Understanding Your Food
16 Smith Square,
London SW1P 3HQ
Food contains the nutrients that allow us to grow in childhood, and maintain and repair our bodies throughout our lives.
It also provides the energy that we need on a daily basis.
Food provides the fats , proteins and carbohydrates – the macronutrients that we see as food – and the vitamins and minerals – the micronutrients that we may not even think about when eating – that are critical to health and wellbeing.
At times we may consume food products between meals, such as bars of chocolate or cans of fizzy drink, but on the whole, food tends to be consumed as part of a meal.
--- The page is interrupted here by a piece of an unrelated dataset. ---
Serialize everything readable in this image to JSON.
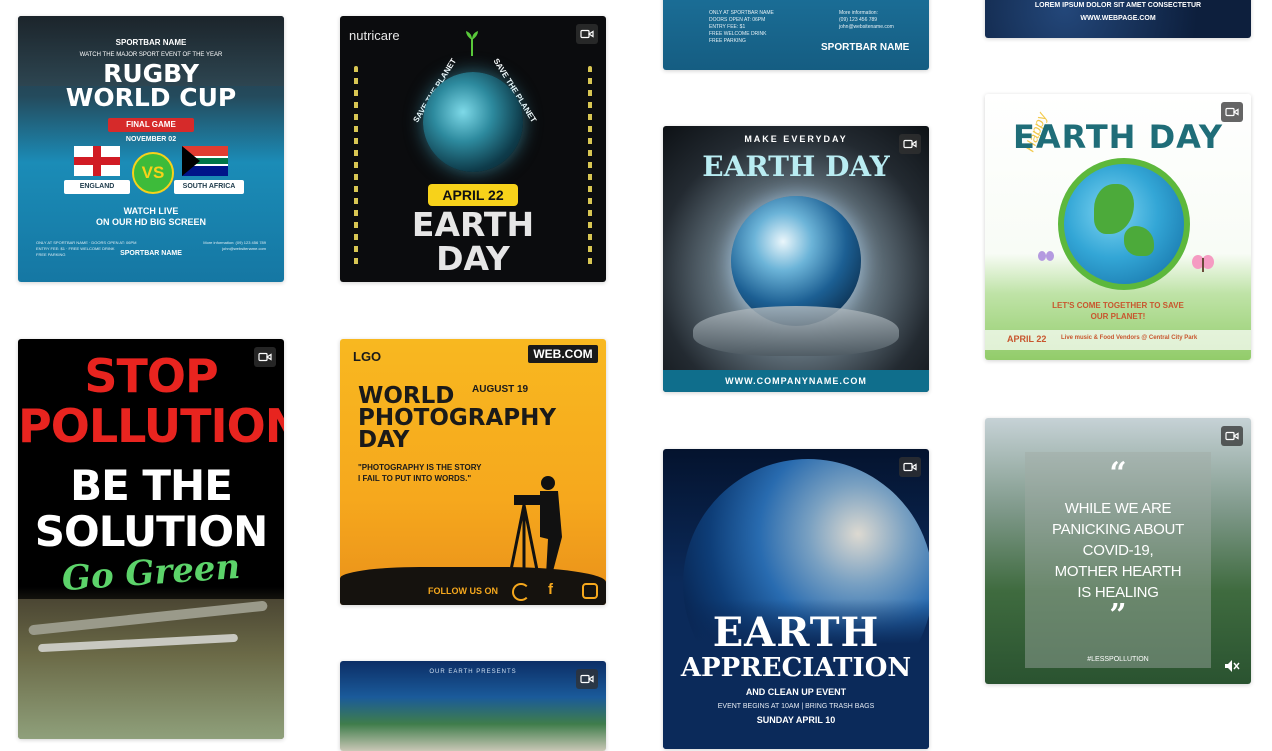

Meals should be balanced and contain a variety of ingredients and nutrients.
A recipe in a cookery book lists the ingredients that must be used to create the product. So, to make bread at home, for example, a recipe may list 400 grams of strong white flour, 1 teaspoon of fast-action yeast, 1 teaspoon of fine table salt, 300 millilitres of warm water and a little vegetable oil for kneading.
During the manufacture of bread on a large scale, other food materials may be used to impart particular qualities to the product, such as resistance to staling, thereby extending the shelf-life of the product and reducing food waste. For example, the emulsifiers, diacetyl tartaric acid esters and sodium or calcium stearoyl-2-lactylate, may be added to function as dough strengtheners, while mono- and di-glycerides of fatty acids may be incorporated in order to soften the crumb structure of the bread.
It is a given that food products and the meals we eat would not exist without food ingredients. Very many of the food products that we take for granted today would also not exist without the use of food additives.